WHAT YOU NEED TO DO:
Look through the listing below for the string "日期随机生成计算器". Show each line where it occurs.

INFORMATION PROVIDED:
=== Begin Enclosure ===

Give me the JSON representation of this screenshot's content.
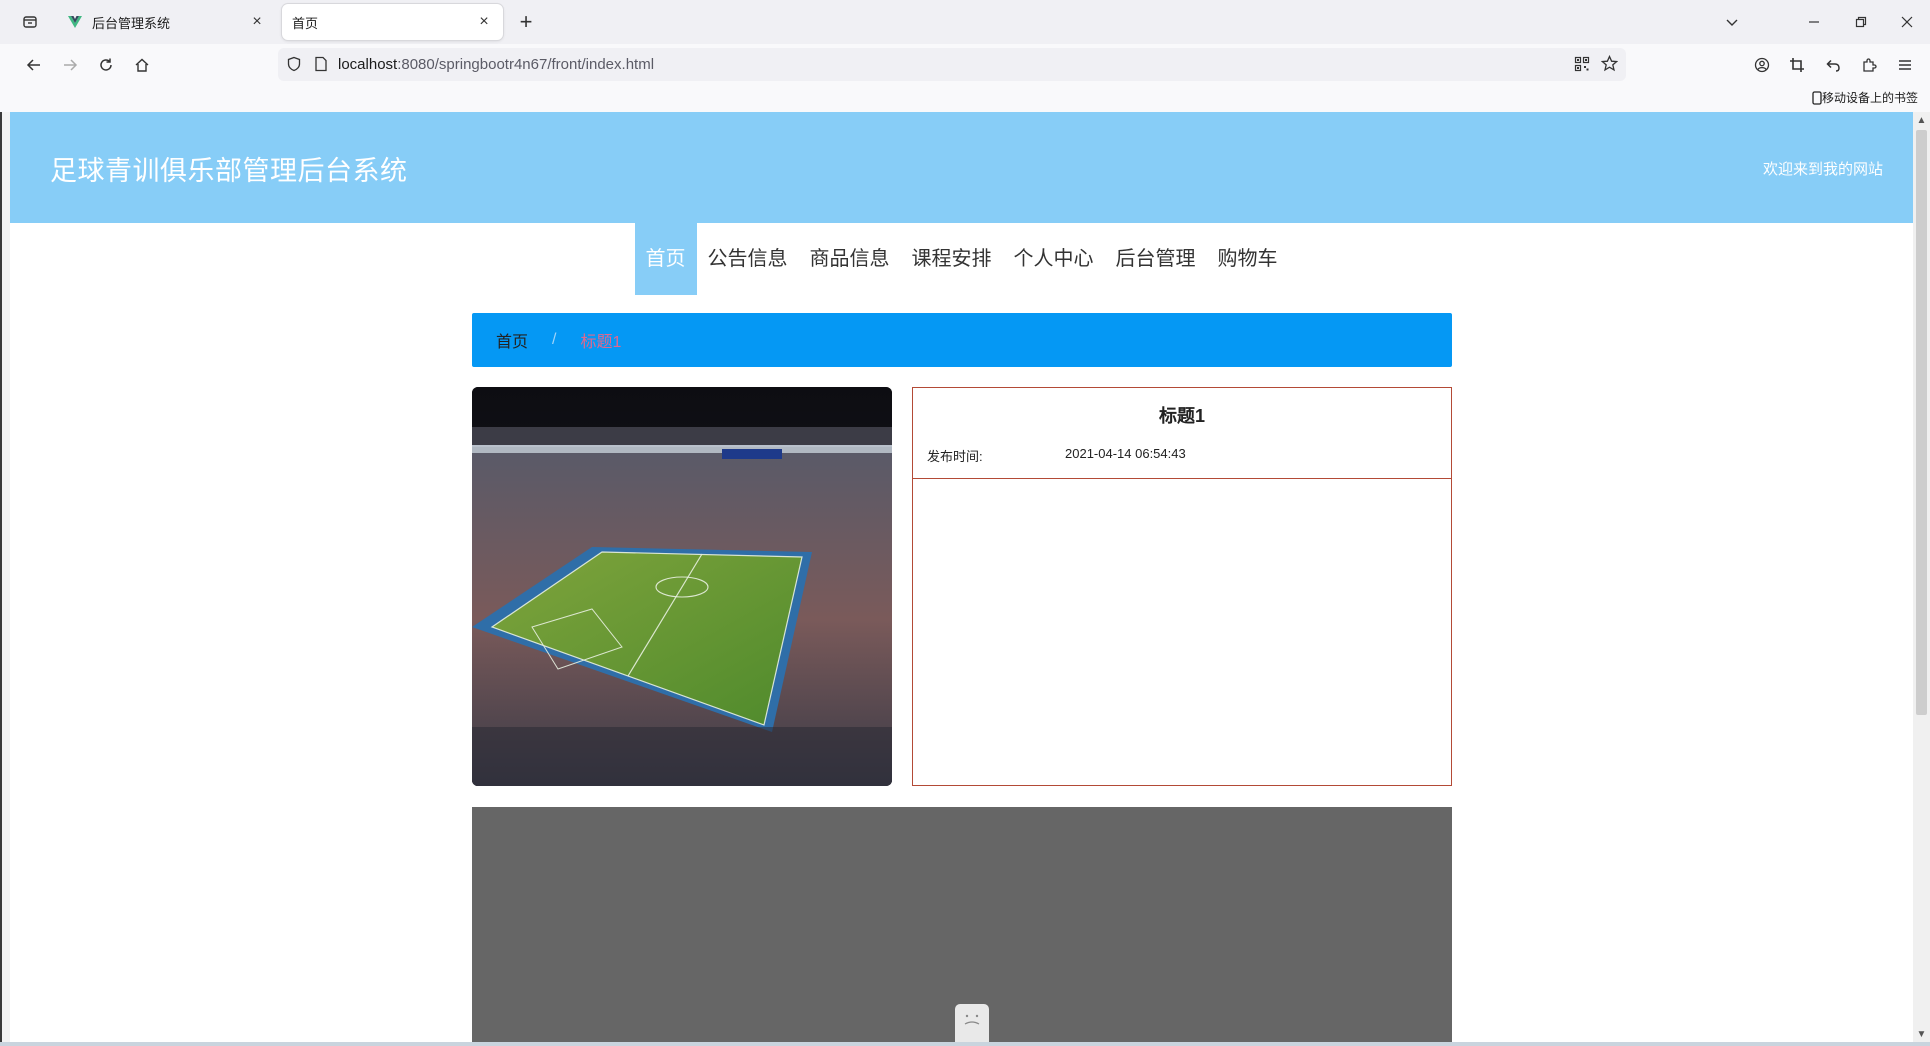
{
  "browser": {
    "tabs": [
      {
        "title": "后台管理系统",
        "active": false
      },
      {
        "title": "首页",
        "active": true
      }
    ],
    "url_host": "localhost",
    "url_rest": ":8080/springbootr4n67/front/index.html",
    "bookmark_mobile": "移动设备上的书签"
  },
  "site": {
    "title": "足球青训俱乐部管理后台系统",
    "welcome": "欢迎来到我的网站",
    "header_color": "#87cdf7",
    "menu": [
      "首页",
      "公告信息",
      "商品信息",
      "课程安排",
      "个人中心",
      "后台管理",
      "购物车"
    ],
    "active_menu": "首页"
  },
  "breadcrumb": {
    "home": "首页",
    "separator": "/",
    "current": "标题1",
    "bar_color": "#0598f4"
  },
  "detail": {
    "title": "标题1",
    "time_label": "发布时间:",
    "time_value": "2021-04-14 06:54:43",
    "border_color": "#b34a36"
  },
  "media": {
    "photo_alt": "stadium-photo",
    "video_placeholder_color": "#666666"
  }
}
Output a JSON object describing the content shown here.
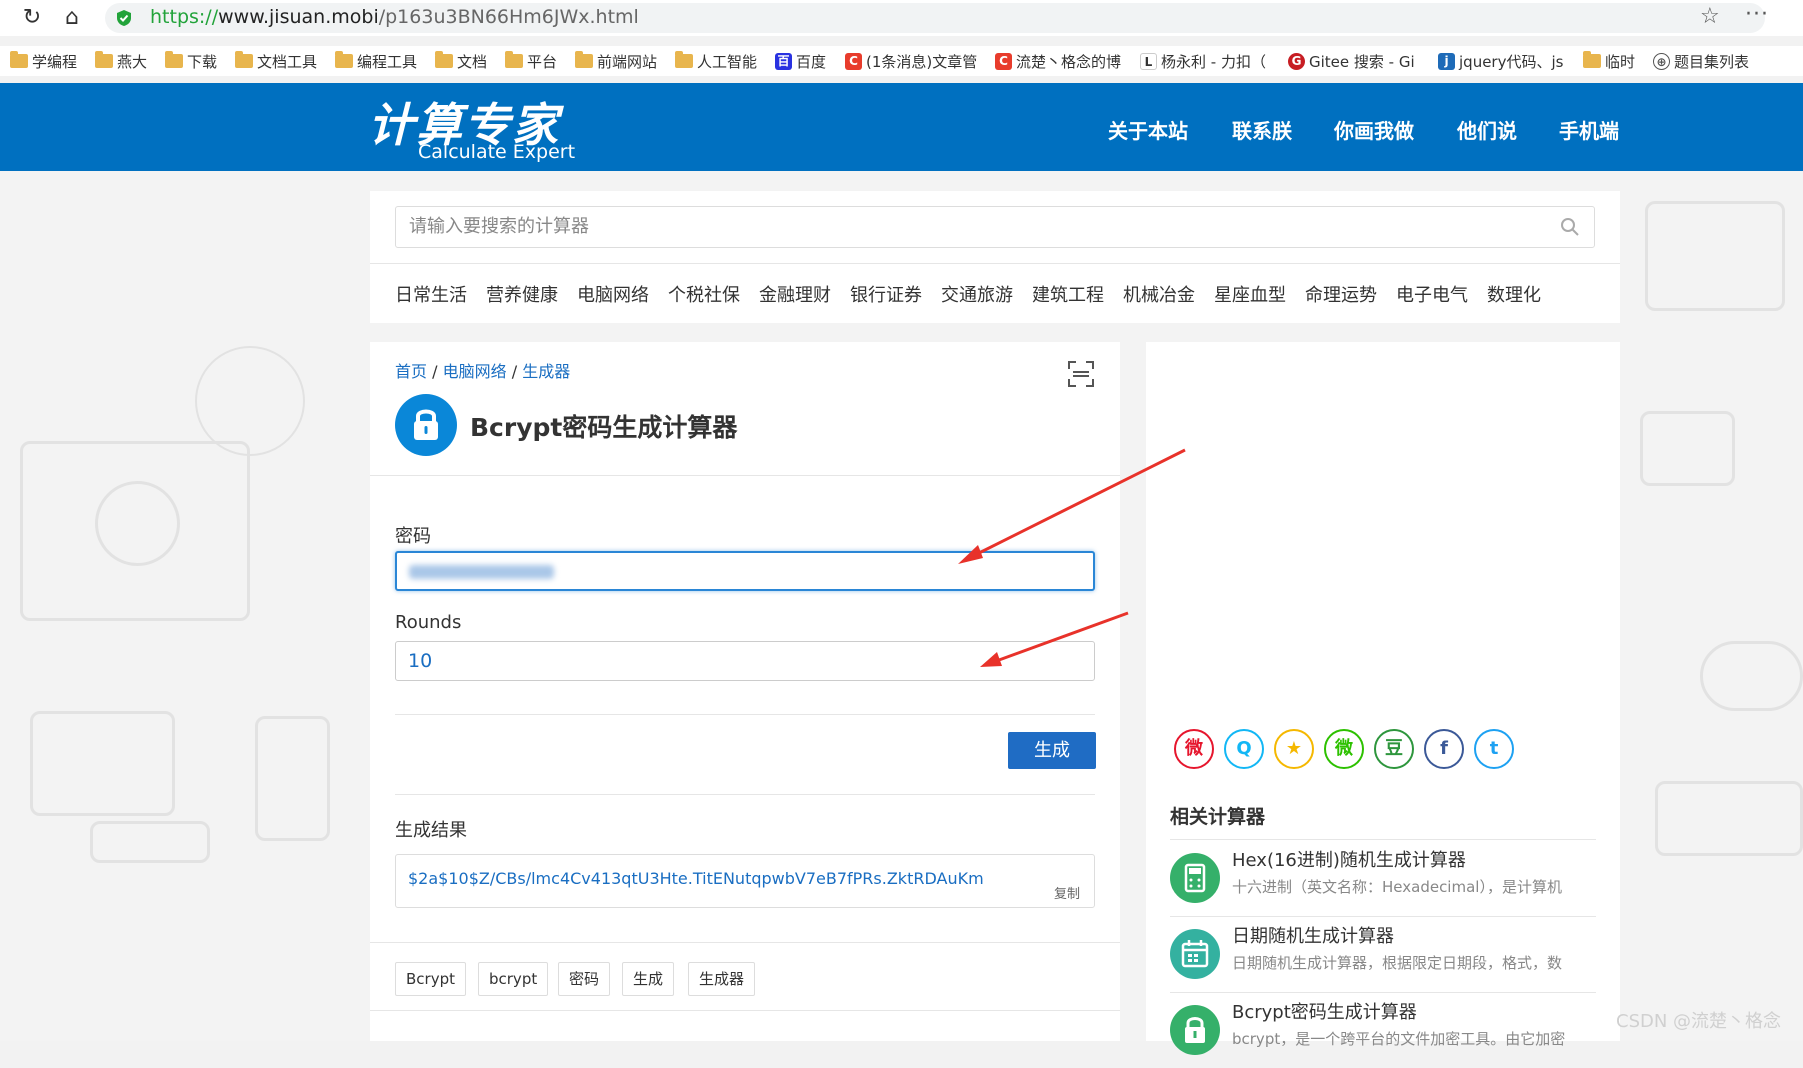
{
  "browser": {
    "url_scheme": "https://",
    "url_host": "www.jisuan.mobi",
    "url_path": "/p163u3BN66Hm6JWx.html",
    "bookmarks": [
      {
        "label": "学编程",
        "icon": "folder-icon"
      },
      {
        "label": "燕大",
        "icon": "folder-icon"
      },
      {
        "label": "下载",
        "icon": "folder-icon"
      },
      {
        "label": "文档工具",
        "icon": "folder-icon"
      },
      {
        "label": "编程工具",
        "icon": "folder-icon"
      },
      {
        "label": "文档",
        "icon": "folder-icon"
      },
      {
        "label": "平台",
        "icon": "folder-icon"
      },
      {
        "label": "前端网站",
        "icon": "folder-icon"
      },
      {
        "label": "人工智能",
        "icon": "folder-icon"
      },
      {
        "label": "百度",
        "icon": "baidu-icon"
      },
      {
        "label": "(1条消息)文章管",
        "icon": "csdn-icon"
      },
      {
        "label": "流楚丶格念的博",
        "icon": "csdn-icon"
      },
      {
        "label": "杨永利 - 力扣（",
        "icon": "leetcode-icon"
      },
      {
        "label": "Gitee 搜索 - Gi",
        "icon": "gitee-icon"
      },
      {
        "label": "jquery代码、js",
        "icon": "jquery-icon"
      },
      {
        "label": "临时",
        "icon": "folder-icon"
      },
      {
        "label": "题目集列表",
        "icon": "globe-icon"
      }
    ]
  },
  "header": {
    "logo_cn": "计算专家",
    "logo_en": "Calculate Expert",
    "nav": [
      "关于本站",
      "联系朕",
      "你画我做",
      "他们说",
      "手机端"
    ]
  },
  "search": {
    "placeholder": "请输入要搜索的计算器",
    "categories": [
      "日常生活",
      "营养健康",
      "电脑网络",
      "个税社保",
      "金融理财",
      "银行证券",
      "交通旅游",
      "建筑工程",
      "机械冶金",
      "星座血型",
      "命理运势",
      "电子电气",
      "数理化"
    ]
  },
  "calculator": {
    "breadcrumb": [
      "首页",
      "电脑网络",
      "生成器"
    ],
    "breadcrumb_sep": "/",
    "title": "Bcrypt密码生成计算器",
    "password_label": "密码",
    "rounds_label": "Rounds",
    "rounds_value": "10",
    "generate_label": "生成",
    "result_label": "生成结果",
    "result_value": "$2a$10$Z/CBs/lmc4Cv413qtU3Hte.TitENutqpwbV7eB7fPRs.ZktRDAuKm",
    "copy_label": "复制",
    "tags": [
      "Bcrypt",
      "bcrypt",
      "密码",
      "生成",
      "生成器"
    ]
  },
  "sidebar": {
    "share_icons": [
      {
        "name": "weibo-icon",
        "glyph": "微",
        "color": "#e6162d"
      },
      {
        "name": "qq-icon",
        "glyph": "Q",
        "color": "#12b7f5"
      },
      {
        "name": "qzone-icon",
        "glyph": "★",
        "color": "#f5b800"
      },
      {
        "name": "wechat-icon",
        "glyph": "微",
        "color": "#2dc100"
      },
      {
        "name": "douban-icon",
        "glyph": "豆",
        "color": "#2e963d"
      },
      {
        "name": "facebook-icon",
        "glyph": "f",
        "color": "#3b5998"
      },
      {
        "name": "twitter-icon",
        "glyph": "t",
        "color": "#1da1f2"
      }
    ],
    "related_title": "相关计算器",
    "related": [
      {
        "name": "Hex(16进制)随机生成计算器",
        "desc": "十六进制（英文名称：Hexadecimal），是计算机",
        "color": "#35b06a",
        "icon": "calculator-icon"
      },
      {
        "name": "日期随机生成计算器",
        "desc": "日期随机生成计算器，根据限定日期段，格式，数",
        "color": "#34b1a0",
        "icon": "calendar-icon"
      },
      {
        "name": "Bcrypt密码生成计算器",
        "desc": "bcrypt，是一个跨平台的文件加密工具。由它加密",
        "color": "#35b06a",
        "icon": "lock-icon"
      }
    ]
  },
  "watermark": "CSDN @流楚丶格念"
}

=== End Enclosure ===

WRITTEN SOLUTION:
        "name": "日期随机生成计算器",
        "desc": "日期随机生成计算器，根据限定日期段，格式，数",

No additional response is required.